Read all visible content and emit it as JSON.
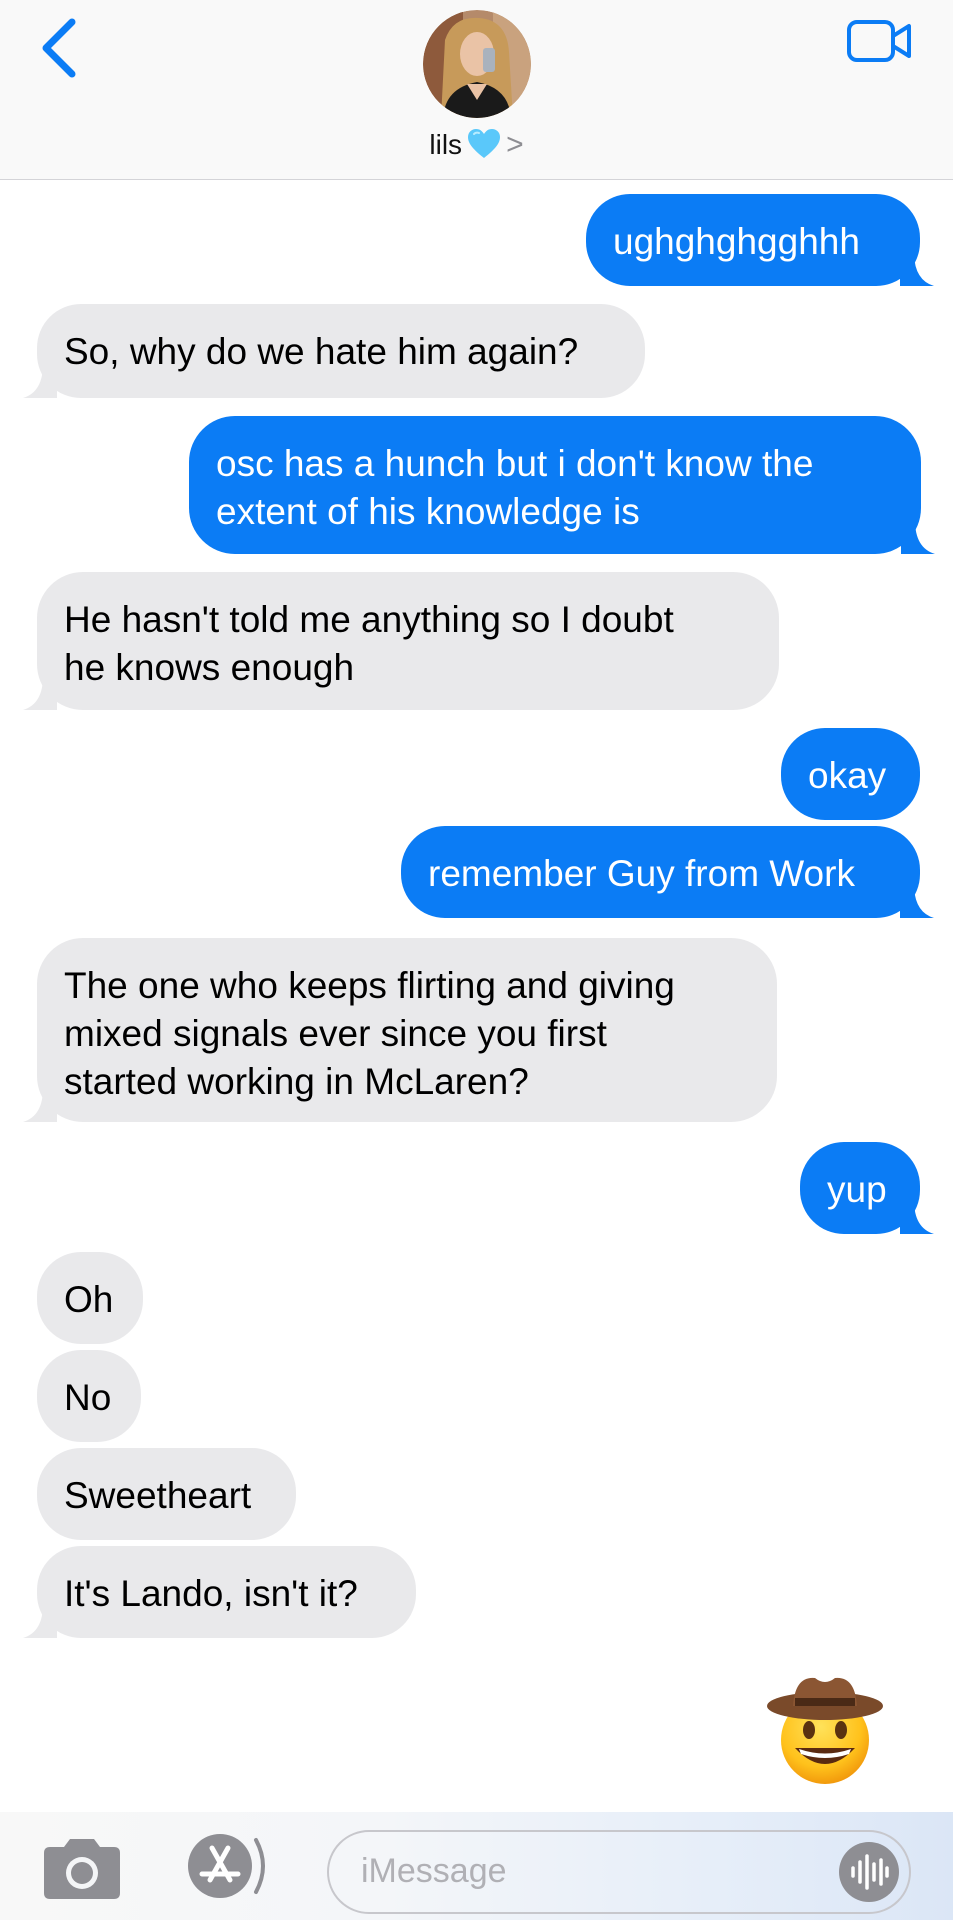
{
  "header": {
    "contact_name": "lils",
    "chevron": ">",
    "back_icon": "chevron-left-icon",
    "video_icon": "video-camera-icon",
    "accent": "#0b7cf5"
  },
  "messages": [
    {
      "side": "out",
      "lines": [
        "ughghghgghhh"
      ]
    },
    {
      "side": "in",
      "lines": [
        "So, why do we hate him again?"
      ]
    },
    {
      "side": "out",
      "lines": [
        "osc has a hunch but i don't know the",
        "extent of his knowledge is"
      ]
    },
    {
      "side": "in",
      "lines": [
        "He hasn't told me anything so I doubt",
        "he knows enough"
      ]
    },
    {
      "side": "out",
      "lines": [
        "okay"
      ]
    },
    {
      "side": "out",
      "lines": [
        "remember Guy from Work"
      ]
    },
    {
      "side": "in",
      "lines": [
        "The one who keeps flirting and giving",
        "mixed signals ever since you first",
        "started working in McLaren?"
      ]
    },
    {
      "side": "out",
      "lines": [
        "yup"
      ]
    },
    {
      "side": "in",
      "lines": [
        "Oh"
      ]
    },
    {
      "side": "in",
      "lines": [
        "No"
      ]
    },
    {
      "side": "in",
      "lines": [
        "Sweetheart"
      ]
    },
    {
      "side": "in",
      "lines": [
        "It's Lando, isn't it?"
      ]
    }
  ],
  "reaction_emoji": "cowboy-hat-face-emoji",
  "composer": {
    "placeholder": "iMessage",
    "camera_icon": "camera-icon",
    "appstore_icon": "app-store-icon",
    "audio_icon": "audio-waveform-icon"
  },
  "colors": {
    "outgoing_bubble": "#0b7cf5",
    "incoming_bubble": "#e9e9eb"
  }
}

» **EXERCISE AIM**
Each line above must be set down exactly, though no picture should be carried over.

» **RESPONSE TO THE EXERCISE**
Read all visible content and emit it as JSON.
{
  "header": {
    "contact_name": "lils",
    "chevron": ">",
    "back_icon": "chevron-left-icon",
    "video_icon": "video-camera-icon",
    "accent": "#0b7cf5"
  },
  "messages": [
    {
      "side": "out",
      "lines": [
        "ughghghgghhh"
      ]
    },
    {
      "side": "in",
      "lines": [
        "So, why do we hate him again?"
      ]
    },
    {
      "side": "out",
      "lines": [
        "osc has a hunch but i don't know the",
        "extent of his knowledge is"
      ]
    },
    {
      "side": "in",
      "lines": [
        "He hasn't told me anything so I doubt",
        "he knows enough"
      ]
    },
    {
      "side": "out",
      "lines": [
        "okay"
      ]
    },
    {
      "side": "out",
      "lines": [
        "remember Guy from Work"
      ]
    },
    {
      "side": "in",
      "lines": [
        "The one who keeps flirting and giving",
        "mixed signals ever since you first",
        "started working in McLaren?"
      ]
    },
    {
      "side": "out",
      "lines": [
        "yup"
      ]
    },
    {
      "side": "in",
      "lines": [
        "Oh"
      ]
    },
    {
      "side": "in",
      "lines": [
        "No"
      ]
    },
    {
      "side": "in",
      "lines": [
        "Sweetheart"
      ]
    },
    {
      "side": "in",
      "lines": [
        "It's Lando, isn't it?"
      ]
    }
  ],
  "reaction_emoji": "cowboy-hat-face-emoji",
  "composer": {
    "placeholder": "iMessage",
    "camera_icon": "camera-icon",
    "appstore_icon": "app-store-icon",
    "audio_icon": "audio-waveform-icon"
  },
  "colors": {
    "outgoing_bubble": "#0b7cf5",
    "incoming_bubble": "#e9e9eb"
  }
}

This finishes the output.